[Data about app and page elements]
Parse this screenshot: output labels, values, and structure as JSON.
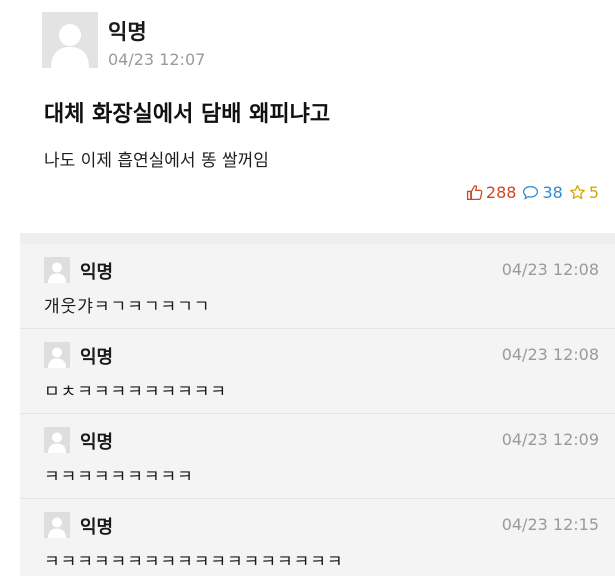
{
  "post": {
    "author": "익명",
    "time": "04/23 12:07",
    "title": "대체 화장실에서 담배 왜피냐고",
    "body": "나도 이제 흡연실에서 똥 쌀꺼임",
    "likes": "288",
    "comments": "38",
    "scraps": "5",
    "icons": {
      "like": "thumbs-up-icon",
      "comment": "speech-bubble-icon",
      "scrap": "star-icon"
    },
    "colors": {
      "like": "#d0461f",
      "comment": "#2e8bd8",
      "scrap": "#d8a400"
    }
  },
  "comments": [
    {
      "author": "익명",
      "time": "04/23 12:08",
      "text": "개웃갸ㅋㄱㅋㄱㅋㄱㄱ"
    },
    {
      "author": "익명",
      "time": "04/23 12:08",
      "text": "ㅁㅊㅋㅋㅋㅋㅋㅋㅋㅋㅋ"
    },
    {
      "author": "익명",
      "time": "04/23 12:09",
      "text": "ㅋㅋㅋㅋㅋㅋㅋㅋㅋ"
    },
    {
      "author": "익명",
      "time": "04/23 12:15",
      "text": "ㅋㅋㅋㅋㅋㅋㅋㅋㅋㅋㅋㅋㅋㅋㅋㅋㅋㅋ"
    }
  ]
}
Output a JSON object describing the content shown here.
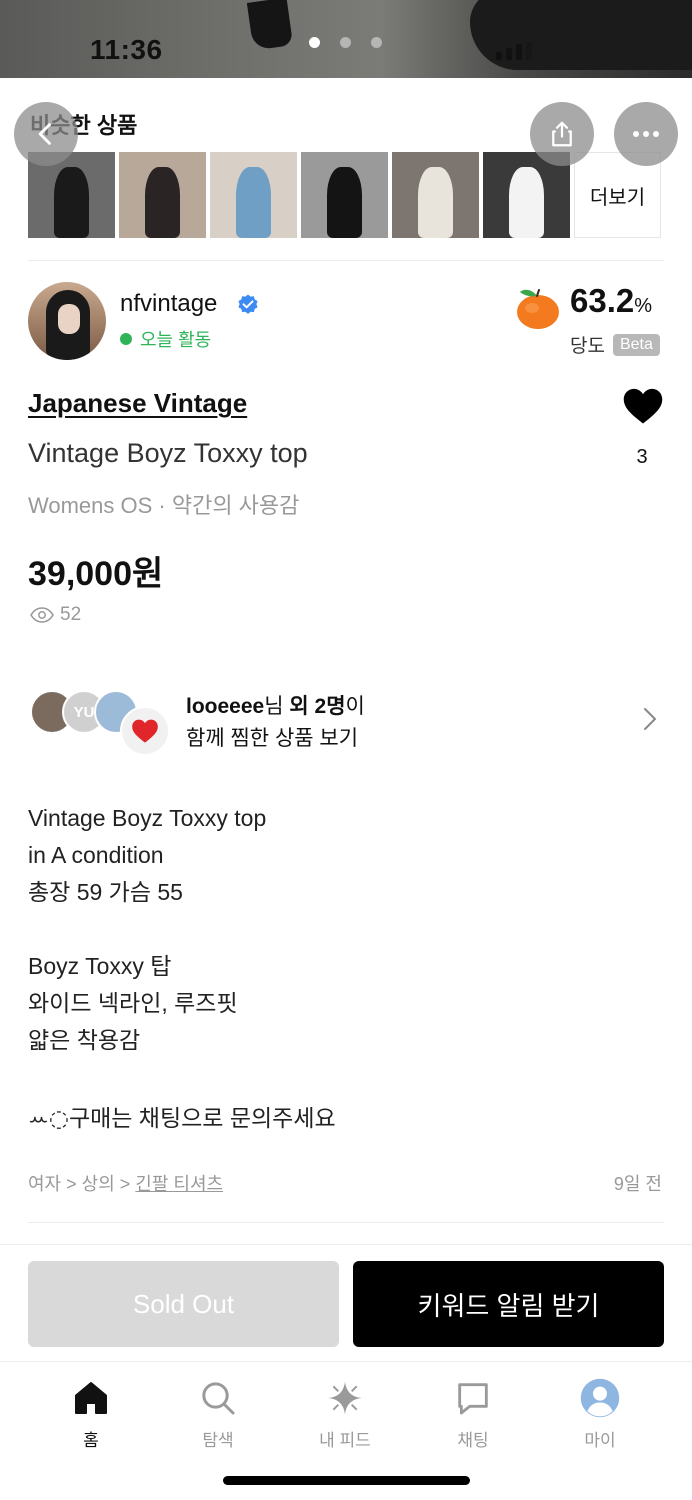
{
  "status_bar": {
    "time": "11:36"
  },
  "carousel": {
    "pages": 3,
    "active_page": 1
  },
  "similar": {
    "title": "비슷한 상품",
    "more_label": "더보기",
    "thumb_colors": [
      "#6b6b6b",
      "#5a5050",
      "#8fb4cf",
      "#9a9a9a",
      "#c9c2b8",
      "#e9e9e9"
    ]
  },
  "seller": {
    "name": "nfvintage",
    "activity": "오늘 활동",
    "score": "63.2",
    "score_unit": "%",
    "score_label": "당도",
    "badge": "Beta"
  },
  "product": {
    "brand": "Japanese Vintage",
    "title": "Vintage Boyz Toxxy top",
    "meta": "Womens OS · 약간의 사용감",
    "price": "39,000원",
    "views": "52",
    "likes": "3"
  },
  "liked_by": {
    "name": "looeeee",
    "suffix1": "님 ",
    "bold": "외 2명",
    "suffix2": "이",
    "line2": "함께 찜한 상품 보기",
    "avatar2_initials": "YU"
  },
  "description": {
    "lines": [
      "Vintage Boyz Toxxy top",
      "in A condition",
      "총장 59 가슴 55",
      "",
      "Boyz Toxxy 탑",
      "와이드 넥라인, 루즈핏",
      "얇은 착용감",
      "",
      "구매는 채팅으로 문의주세요"
    ],
    "swirl": "ꕀ◌"
  },
  "category": {
    "path1": "여자",
    "path2": "상의",
    "leaf": "긴팔 티셔츠",
    "sep": " > ",
    "posted": "9일 전"
  },
  "actions": {
    "sold_out": "Sold Out",
    "keyword_alert": "키워드 알림 받기"
  },
  "tabs": [
    {
      "label": "홈",
      "icon": "home-icon",
      "active": true
    },
    {
      "label": "탐색",
      "icon": "search-icon",
      "active": false
    },
    {
      "label": "내 피드",
      "icon": "sparkle-icon",
      "active": false
    },
    {
      "label": "채팅",
      "icon": "chat-icon",
      "active": false
    },
    {
      "label": "마이",
      "icon": "profile-icon",
      "active": false
    }
  ],
  "colors": {
    "accent_green": "#2fb45a",
    "verified_blue": "#3d8bf2",
    "heart_red": "#e0262b",
    "peach": "#f47a1f"
  }
}
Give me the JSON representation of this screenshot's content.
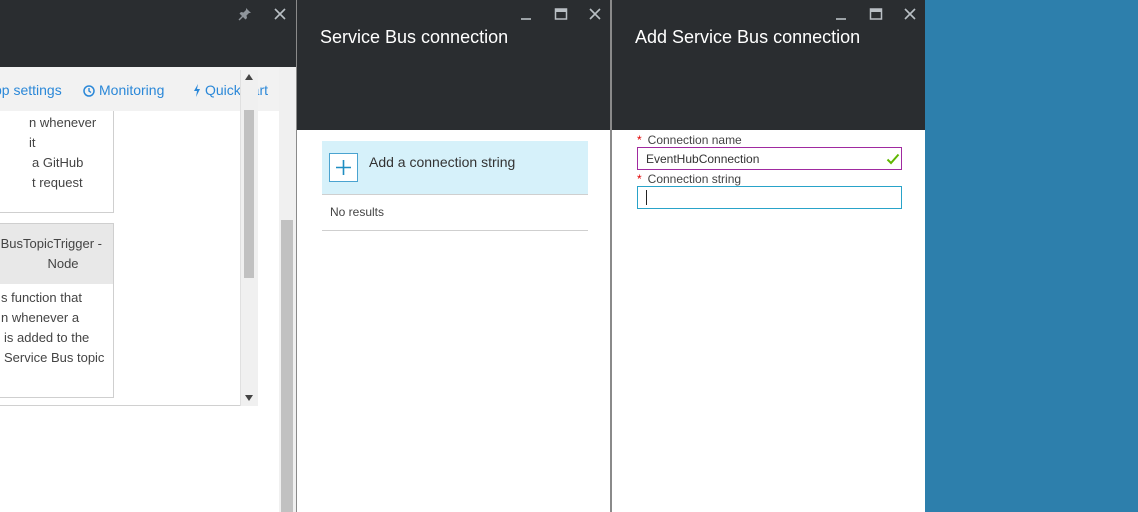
{
  "blade1": {
    "toolbar": {
      "app_settings": "pp settings",
      "monitoring": "Monitoring",
      "quickstart": "Quickstart"
    },
    "card1": {
      "lines": [
        "n whenever it",
        "a GitHub",
        "t request"
      ]
    },
    "card2": {
      "title_line1": "BusTopicTrigger -",
      "title_line2": "Node",
      "lines": [
        "s function that",
        "n whenever a",
        "is added to the",
        "Service Bus topic"
      ]
    }
  },
  "blade2": {
    "title": "Service Bus connection",
    "add_label": "Add a connection string",
    "no_results": "No results"
  },
  "blade3": {
    "title": "Add Service Bus connection",
    "fields": {
      "name_label": "Connection name",
      "name_value": "EventHubConnection",
      "string_label": "Connection string",
      "string_value": ""
    }
  },
  "colors": {
    "header_bg": "#2a2d30",
    "accent_blue": "#2d7fac",
    "link_blue": "#2b88d8",
    "add_highlight": "#d6f1fa",
    "valid_border": "#a02aa0",
    "active_border": "#29a3c9",
    "check_green": "#5fb700",
    "required_red": "#e00000"
  },
  "icons": [
    "pin-icon",
    "close-icon",
    "minimize-icon",
    "maximize-icon",
    "clock-icon",
    "lightning-icon",
    "plus-icon",
    "checkmark-icon"
  ]
}
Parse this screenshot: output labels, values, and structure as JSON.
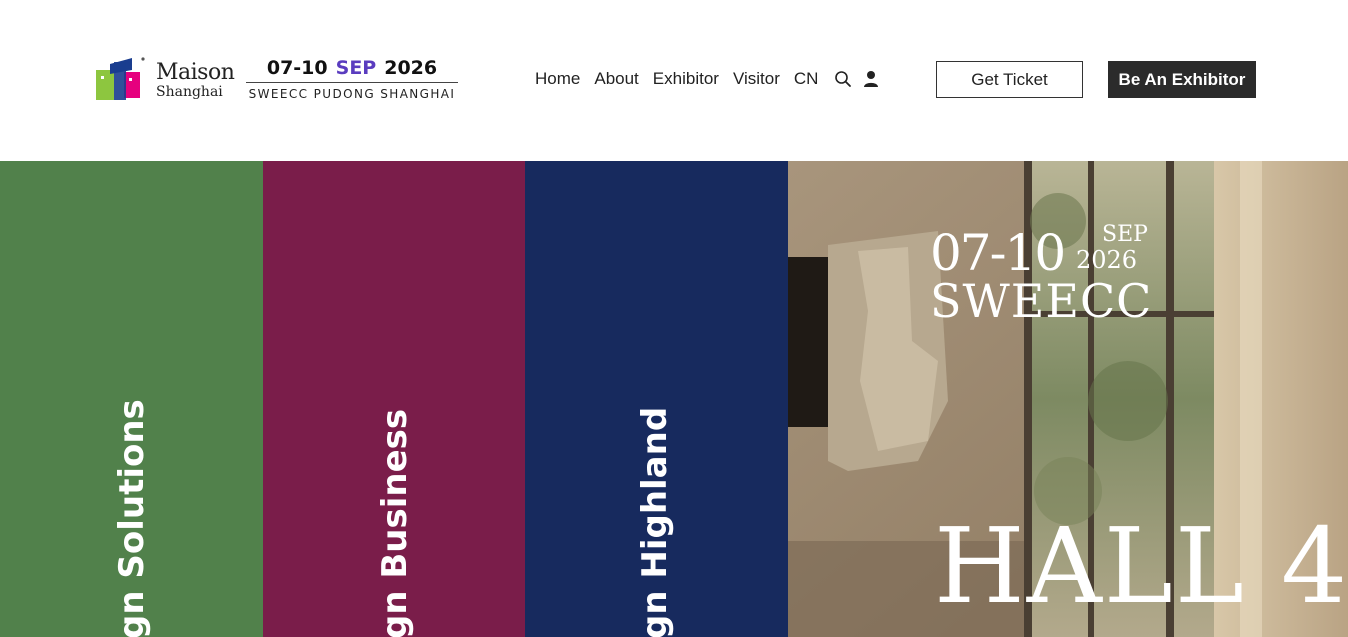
{
  "header": {
    "logo": {
      "word1": "Maison",
      "word2": "Shanghai",
      "colors": [
        "#8dc63f",
        "#e6007e",
        "#1a3d8f"
      ]
    },
    "event": {
      "days": "07-10",
      "month": "SEP",
      "year": "2026",
      "venue": "SWEECC PUDONG SHANGHAI",
      "month_color": "#5a3cbf"
    },
    "nav": {
      "items": [
        {
          "label": "Home"
        },
        {
          "label": "About"
        },
        {
          "label": "Exhibitor"
        },
        {
          "label": "Visitor"
        },
        {
          "label": "CN"
        }
      ],
      "icons": [
        "search-icon",
        "user-icon"
      ]
    },
    "buttons": {
      "ticket": "Get Ticket",
      "exhibitor": "Be An Exhibitor"
    }
  },
  "hero": {
    "panels": [
      {
        "label": "gn Solutions",
        "color": "#51814b"
      },
      {
        "label": "gn Business",
        "color": "#7a1d4a"
      },
      {
        "label": "gn Highland",
        "color": "#172a5e"
      }
    ],
    "photo": {
      "days": "07-10",
      "month": "SEP",
      "year": "2026",
      "venue": "SWEECC",
      "hall": "HALL 4"
    }
  }
}
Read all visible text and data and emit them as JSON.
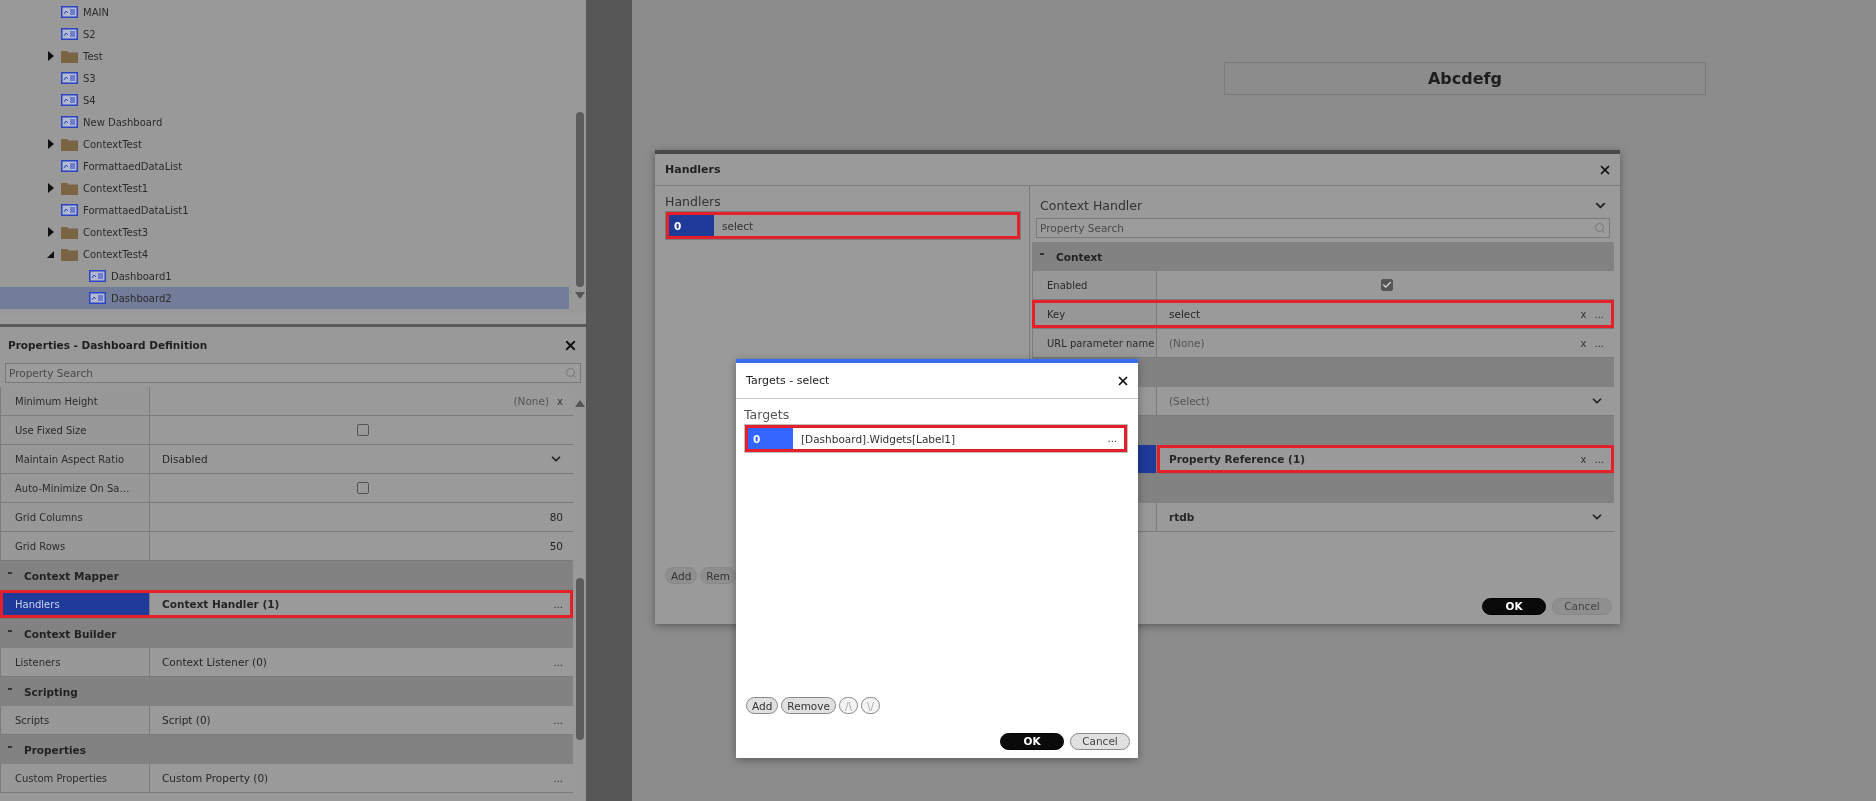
{
  "tree": {
    "items": [
      {
        "kind": "dashboard",
        "label": "MAIN",
        "selected": false
      },
      {
        "kind": "dashboard",
        "label": "S2",
        "selected": false
      },
      {
        "kind": "folder",
        "label": "Test",
        "selected": false,
        "expanded": false
      },
      {
        "kind": "dashboard",
        "label": "S3",
        "selected": false
      },
      {
        "kind": "dashboard",
        "label": "S4",
        "selected": false
      },
      {
        "kind": "dashboard",
        "label": "New Dashboard",
        "selected": false
      },
      {
        "kind": "folder",
        "label": "ContextTest",
        "selected": false,
        "expanded": false
      },
      {
        "kind": "dashboard",
        "label": "FormattaedDataList",
        "selected": false
      },
      {
        "kind": "folder",
        "label": "ContextTest1",
        "selected": false,
        "expanded": false
      },
      {
        "kind": "dashboard",
        "label": "FormattaedDataList1",
        "selected": false
      },
      {
        "kind": "folder",
        "label": "ContextTest3",
        "selected": false,
        "expanded": false
      },
      {
        "kind": "folder",
        "label": "ContextTest4",
        "selected": false,
        "expanded": true,
        "children": [
          {
            "kind": "dashboard",
            "label": "Dashboard1",
            "selected": false
          },
          {
            "kind": "dashboard",
            "label": "Dashboard2",
            "selected": true
          }
        ]
      }
    ]
  },
  "properties": {
    "title": "Properties - Dashboard Definition",
    "search": {
      "placeholder": "Property Search"
    },
    "rows": [
      {
        "kind": "number",
        "label": "Minimum Height",
        "value": "(None)",
        "muted": true,
        "clear": "x",
        "selected": false,
        "highlighted": false
      },
      {
        "kind": "checkbox",
        "label": "Use Fixed Size",
        "checked": false,
        "selected": false,
        "highlighted": false
      },
      {
        "kind": "dropdown",
        "label": "Maintain Aspect Ratio",
        "value": "Disabled",
        "muted": false,
        "bold": false,
        "selected": false,
        "highlighted": false
      },
      {
        "kind": "checkbox",
        "label": "Auto-Minimize On Sa…",
        "checked": false,
        "selected": false,
        "highlighted": false
      },
      {
        "kind": "number",
        "label": "Grid Columns",
        "value": "80",
        "muted": false,
        "selected": false,
        "highlighted": false
      },
      {
        "kind": "number",
        "label": "Grid Rows",
        "value": "50",
        "muted": false,
        "selected": false,
        "highlighted": false
      },
      {
        "kind": "section",
        "title": "Context Mapper",
        "expanded": true
      },
      {
        "kind": "collection",
        "label": "Handlers",
        "value": "Context Handler (1)",
        "bold": true,
        "more": "...",
        "selected": true,
        "highlighted": true
      },
      {
        "kind": "section",
        "title": "Context Builder",
        "expanded": true
      },
      {
        "kind": "collection",
        "label": "Listeners",
        "value": "Context Listener (0)",
        "bold": false,
        "more": "...",
        "selected": false,
        "highlighted": false
      },
      {
        "kind": "section",
        "title": "Scripting",
        "expanded": true
      },
      {
        "kind": "collection",
        "label": "Scripts",
        "value": "Script (0)",
        "bold": false,
        "more": "...",
        "selected": false,
        "highlighted": false
      },
      {
        "kind": "section",
        "title": "Properties",
        "expanded": true
      },
      {
        "kind": "collection",
        "label": "Custom Properties",
        "value": "Custom Property (0)",
        "bold": false,
        "more": "...",
        "selected": false,
        "highlighted": false
      }
    ]
  },
  "canvas": {
    "label_widget": "Abcdefg"
  },
  "handlers_dialog": {
    "title": "Handlers",
    "list_title": "Handlers",
    "items": [
      {
        "index": "0",
        "label": "select",
        "selected": true,
        "highlighted": true
      }
    ],
    "list_buttons": [
      {
        "label": "Add",
        "disabled": false
      },
      {
        "label": "Rem",
        "disabled": false
      }
    ],
    "editor": {
      "title": "Context Handler",
      "search": {
        "placeholder": "Property Search"
      },
      "rows": [
        {
          "kind": "section",
          "title": "Context",
          "expanded": true
        },
        {
          "kind": "checkbox",
          "label": "Enabled",
          "checked": true,
          "selected": false,
          "highlighted": false
        },
        {
          "kind": "text",
          "label": "Key",
          "value": "select",
          "muted": false,
          "clear": "x",
          "more": "...",
          "selected": false,
          "highlighted": true
        },
        {
          "kind": "text",
          "label": "URL parameter name",
          "value": "(None)",
          "muted": true,
          "clear": "x",
          "more": "...",
          "selected": false,
          "highlighted": false
        },
        {
          "kind": "section"
        },
        {
          "kind": "dropdown",
          "value": "(Select)",
          "muted": true,
          "bold": false,
          "selected": false,
          "highlighted": false
        },
        {
          "kind": "section"
        },
        {
          "kind": "collection",
          "value": "Property Reference (1)",
          "bold": true,
          "clear": "x",
          "more": "...",
          "selected": true,
          "highlighted": false,
          "value_highlighted": true
        },
        {
          "kind": "section"
        },
        {
          "kind": "dropdown",
          "value": "rtdb",
          "muted": false,
          "bold": true,
          "selected": false,
          "highlighted": false
        }
      ]
    },
    "buttons": [
      {
        "label": "OK",
        "kind": "primary"
      },
      {
        "label": "Cancel",
        "kind": "secondary"
      }
    ]
  },
  "targets_dialog": {
    "title": "Targets - select",
    "list_title": "Targets",
    "items": [
      {
        "index": "0",
        "label": "[Dashboard].Widgets[Label1]",
        "more": "...",
        "selected": true,
        "highlighted": true
      }
    ],
    "list_buttons": [
      {
        "label": "Add",
        "disabled": false
      },
      {
        "label": "Remove",
        "disabled": false
      },
      {
        "label": "/\\",
        "disabled": true
      },
      {
        "label": "\\/",
        "disabled": true
      }
    ],
    "buttons": [
      {
        "label": "OK",
        "kind": "primary"
      },
      {
        "label": "Cancel",
        "kind": "secondary"
      }
    ]
  }
}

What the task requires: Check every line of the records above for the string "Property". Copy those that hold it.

Exercise solution:
      "placeholder": "Property Search"
        "value": "Custom Property (0)",
        "placeholder": "Property Search"
          "value": "Property Reference (1)",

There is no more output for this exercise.